As the saying goes, there are three kinds of lies: lies, damned lies and statistics. The quote was attributed to Mark Twain and apparently spoken by Benjamin Disraeli (a 19th century Prime Minister). Though as you can see here, the phrase has quite a history. But, I digress. This week’s Wicked Wednesday prompt is about statistics. A topic I’m really interested in, because of what data can tell us, how they are manipulated and used to inform and fool.
Statistics as a branch of maths found me when I was 16. Maths was far from my favourite subject, and I wasn’t very good at it. So, I wasn’t that surprised to fail my O level and need to retake it in the 6th form. I was offered the chance to do my qualification in statistics instead of retaking maths. I thought this was worth doing as it might be easier to concentrate on one area. It was, but also it was fascinating and proved useful once I went into nursing. Healthcare produces a lot of data and statistics about that data is churned out at the rate of knots. Actually understanding what the mean is and how standard deviation is measured has been really useful. Both my degrees required me to examine quantitative and qualitative research so, I’ve never stopped using statistics since.
We are all a statistic or 500
The trouble with statistics is that it can tell you pretty much anything you want it to say. Data about us is collected from before we are born. As soon as someone is pregnant they enter a system of data collection. Birth, immunisations, development checks, attendance at play group and so it goes on. Back in the day, little was recorded about us save the statutory things.
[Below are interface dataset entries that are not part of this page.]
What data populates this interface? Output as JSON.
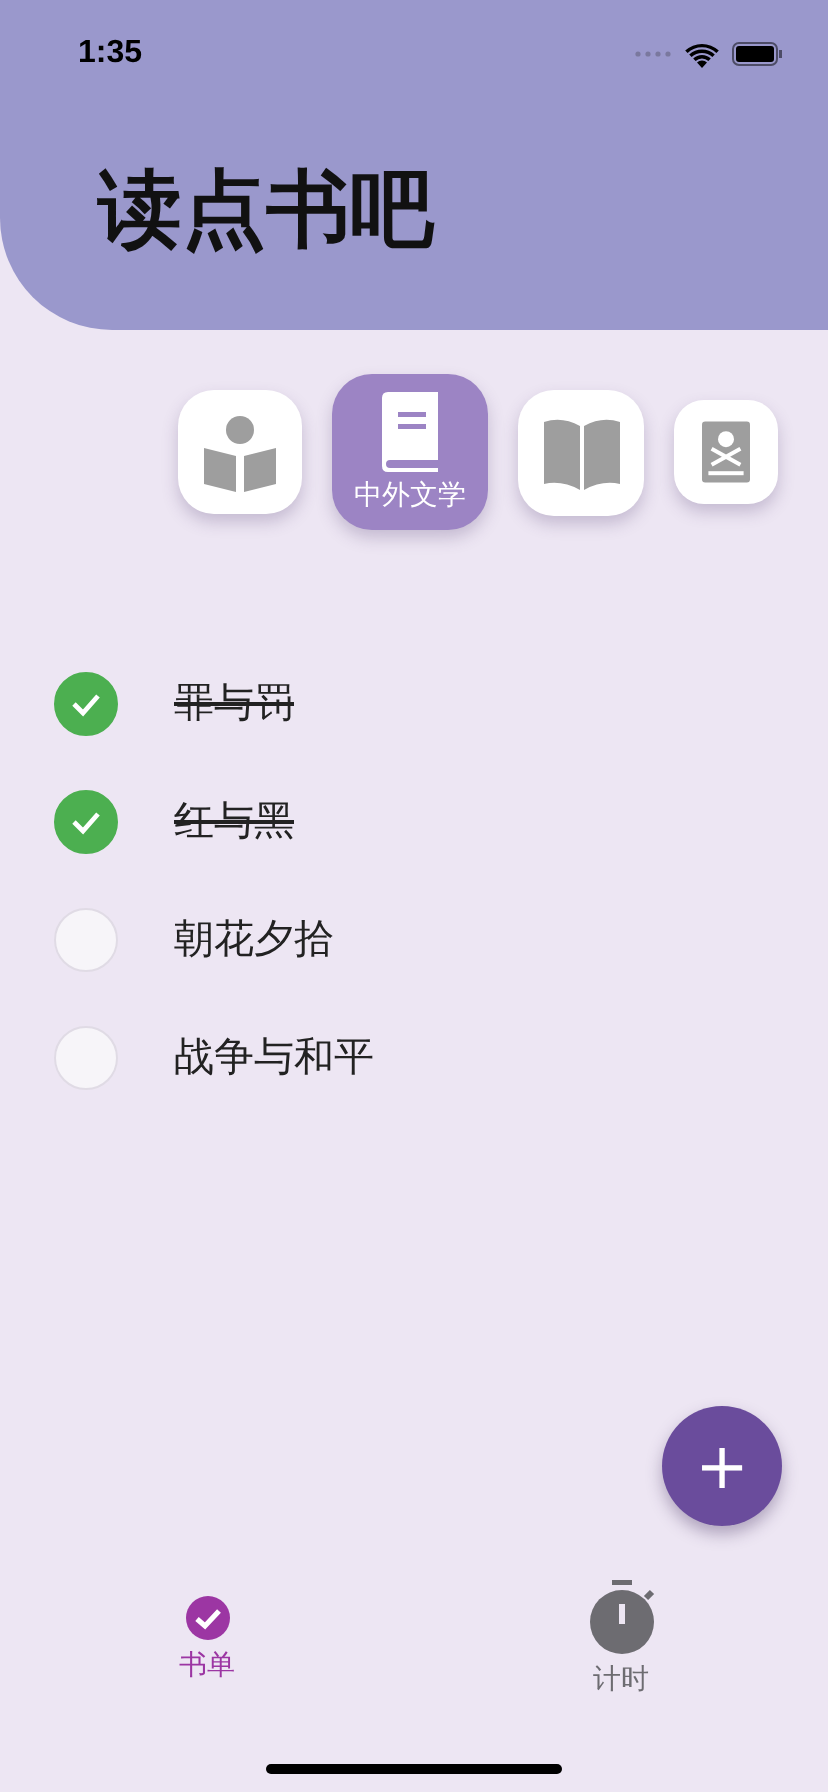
{
  "status_bar": {
    "time": "1:35"
  },
  "header": {
    "title": "读点书吧"
  },
  "categories": [
    {
      "kind": "reader",
      "selected": false
    },
    {
      "kind": "book",
      "selected": true,
      "label": "中外文学"
    },
    {
      "kind": "open-book",
      "selected": false
    },
    {
      "kind": "skull-book",
      "selected": false
    }
  ],
  "books": [
    {
      "title": "罪与罚",
      "checked": true
    },
    {
      "title": "红与黑",
      "checked": true
    },
    {
      "title": "朝花夕拾",
      "checked": false
    },
    {
      "title": "战争与和平",
      "checked": false
    }
  ],
  "fab": {
    "label": "+"
  },
  "tabs": [
    {
      "kind": "list",
      "label": "书单",
      "selected": true
    },
    {
      "kind": "timer",
      "label": "计时",
      "selected": false
    }
  ]
}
But the advent of computers, digitalisation and mobile phones means thousands of items of data are collected on us every year. Decisions are made by politicians, companies, providers of healthcare and schools etc. based on data collected about us.
For example, NHS England publish have a page that signposts you to all the statistical reports they produce. The Office for National Statistics publish all of the National data for England and Wales on births, deaths, employment etc. Ofcom publish information about mobile phone usage and how it has changed. No doubt the information is gathered through information supplied by phone operators. This page also refers to some research carried out. Though it says nothing about the methodology, or even how many people took part. That of course is the problem.
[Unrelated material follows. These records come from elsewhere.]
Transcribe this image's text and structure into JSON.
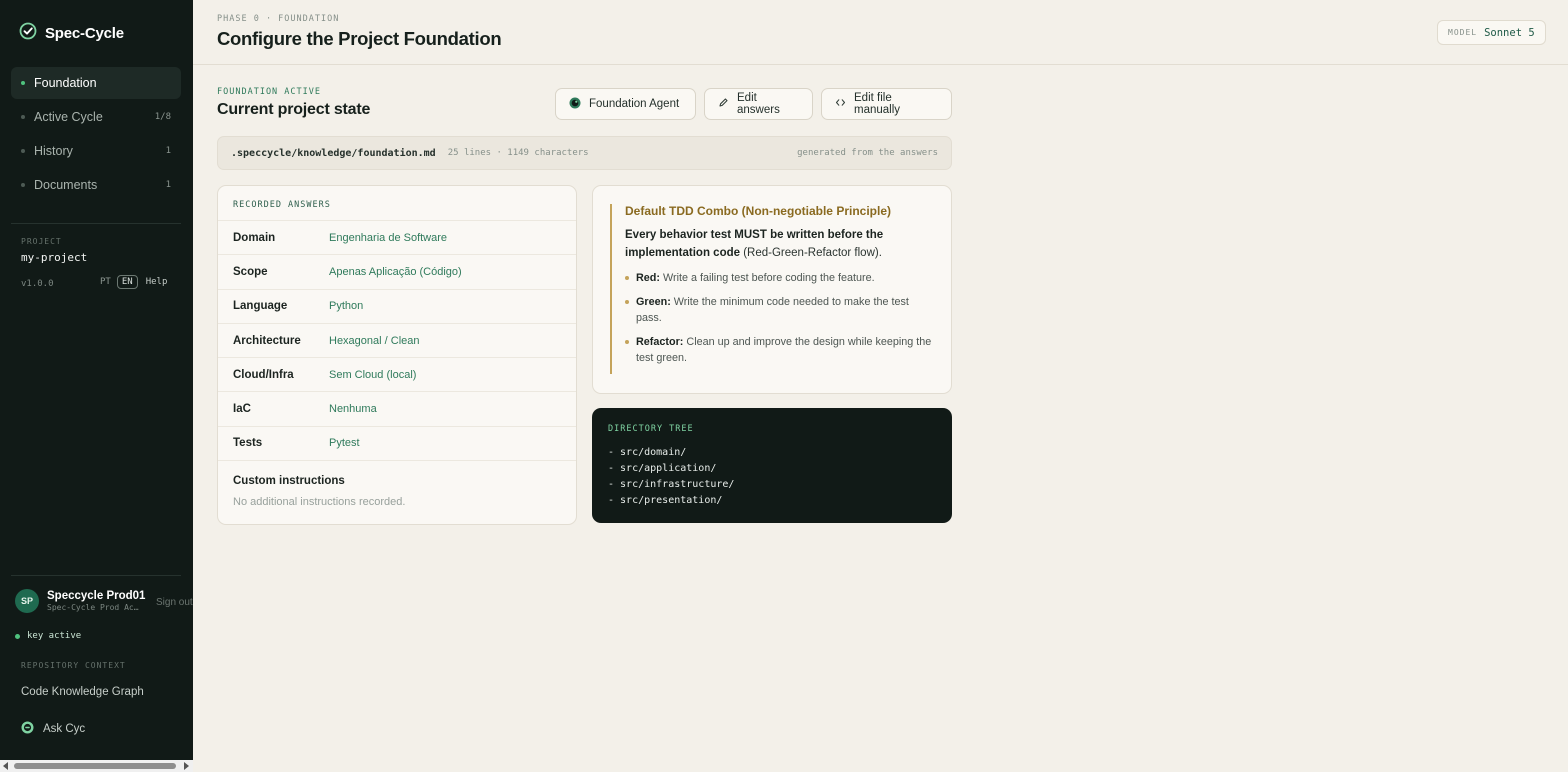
{
  "sidebar": {
    "brand": "Spec-Cycle",
    "nav": [
      {
        "label": "Foundation",
        "count": ""
      },
      {
        "label": "Active Cycle",
        "count": "1/8"
      },
      {
        "label": "History",
        "count": "1"
      },
      {
        "label": "Documents",
        "count": "1"
      }
    ],
    "project_label": "PROJECT",
    "project_name": "my-project",
    "version": "v1.0.0",
    "lang_pt": "PT",
    "lang_en": "EN",
    "help": "Help",
    "user": {
      "initials": "SP",
      "name": "Speccycle Prod01",
      "sub": "Spec-Cycle Prod Ac…",
      "signout": "Sign out"
    },
    "key_status": "key active",
    "repo_label": "REPOSITORY CONTEXT",
    "code_graph": "Code Knowledge Graph",
    "ask": "Ask Cyc"
  },
  "header": {
    "phase": "PHASE 0 · FOUNDATION",
    "title": "Configure the Project Foundation",
    "model_label": "MODEL",
    "model_value": "Sonnet 5"
  },
  "section": {
    "eyebrow": "FOUNDATION ACTIVE",
    "title": "Current project state",
    "buttons": {
      "agent": "Foundation Agent",
      "edit_answers": "Edit answers",
      "edit_file": "Edit file manually"
    }
  },
  "file": {
    "path": ".speccycle/knowledge/foundation.md",
    "stats": "25 lines · 1149 characters",
    "note": "generated from the answers"
  },
  "answers": {
    "label": "RECORDED ANSWERS",
    "rows": [
      {
        "key": "Domain",
        "value": "Engenharia de Software"
      },
      {
        "key": "Scope",
        "value": "Apenas Aplicação (Código)"
      },
      {
        "key": "Language",
        "value": "Python"
      },
      {
        "key": "Architecture",
        "value": "Hexagonal / Clean"
      },
      {
        "key": "Cloud/Infra",
        "value": "Sem Cloud (local)"
      },
      {
        "key": "IaC",
        "value": "Nenhuma"
      },
      {
        "key": "Tests",
        "value": "Pytest"
      }
    ],
    "custom_title": "Custom instructions",
    "custom_text": "No additional instructions recorded."
  },
  "tdd": {
    "title": "Default TDD Combo (Non-negotiable Principle)",
    "intro_bold": "Every behavior test MUST be written before the implementation code",
    "intro_rest": " (Red-Green-Refactor flow).",
    "items": [
      {
        "term": "Red:",
        "text": " Write a failing test before coding the feature."
      },
      {
        "term": "Green:",
        "text": " Write the minimum code needed to make the test pass."
      },
      {
        "term": "Refactor:",
        "text": " Clean up and improve the design while keeping the test green."
      }
    ]
  },
  "tree": {
    "label": "DIRECTORY TREE",
    "lines": [
      "- src/domain/",
      "- src/application/",
      "- src/infrastructure/",
      "- src/presentation/"
    ]
  },
  "colors": {
    "sidebar_bg": "#111a17",
    "accent_green": "#4fc27e",
    "accent_gold": "#c4a35a",
    "page_bg": "#f3f0e9"
  }
}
Reporting of statistics
Headlines are the thing. We live an era where attention span is short. This article refers to a research study on this topic. The article itself is a few hundred words long and of course the author has pulled out the salient points; there is just too much information out there. We read something then move on quickly to the next thing. True for some, but not for others I’m sure. Trouble is, you can never be sure a journalist has read the whole research report or understood it.
When the ONS tell us how many deaths have occurred this week, we can trust that the person doing the reporting knows their subject. But as soon as that report is transcribed into an article or mentioned on TV someone has decided they need to explain it to you. Covid-19 has led to the publication of (probably) hundreds of thousands pieces of statistical information world wide. Charts that show infection rates and deaths are produced by multiple organisations. Depending on how they are displayed they look different.
Whole numbers are great but its difficult to compare a huge country with a small one. Or huge urban areas with a rural one of the same size. People with certain health conditions are more at risk as are men and people from BME communities. Or so we are told. For example it has been reported that people with type 1 diabetes are at greater risk than those with type 2. But age and sex were also factors, so it isn’t as straight forward as the article suggests. Trouble is, to understand what is really being said you have to go to the actual research and most people don’t have the time inclination or indeed attention span to do so.
Which leads us to the problem of having too much data and being interested by it. Whole hours and indeed days can be lost to statistics if you aren’t careful. Myth busting articles written by people payed to do so are useful, but that doesn’t mean I don’t go looking for more information. Master is the same, so much so he has been collating his own data on Covid throughout the pandemic. I guess we are both data and statistics nerds. Also we tend not to believe a lot of what is written about them. I’ll be glad when there are new TV shows, music or holiday destinations to read about instead. Then I’ll maybe give my tired brain a chance to recover!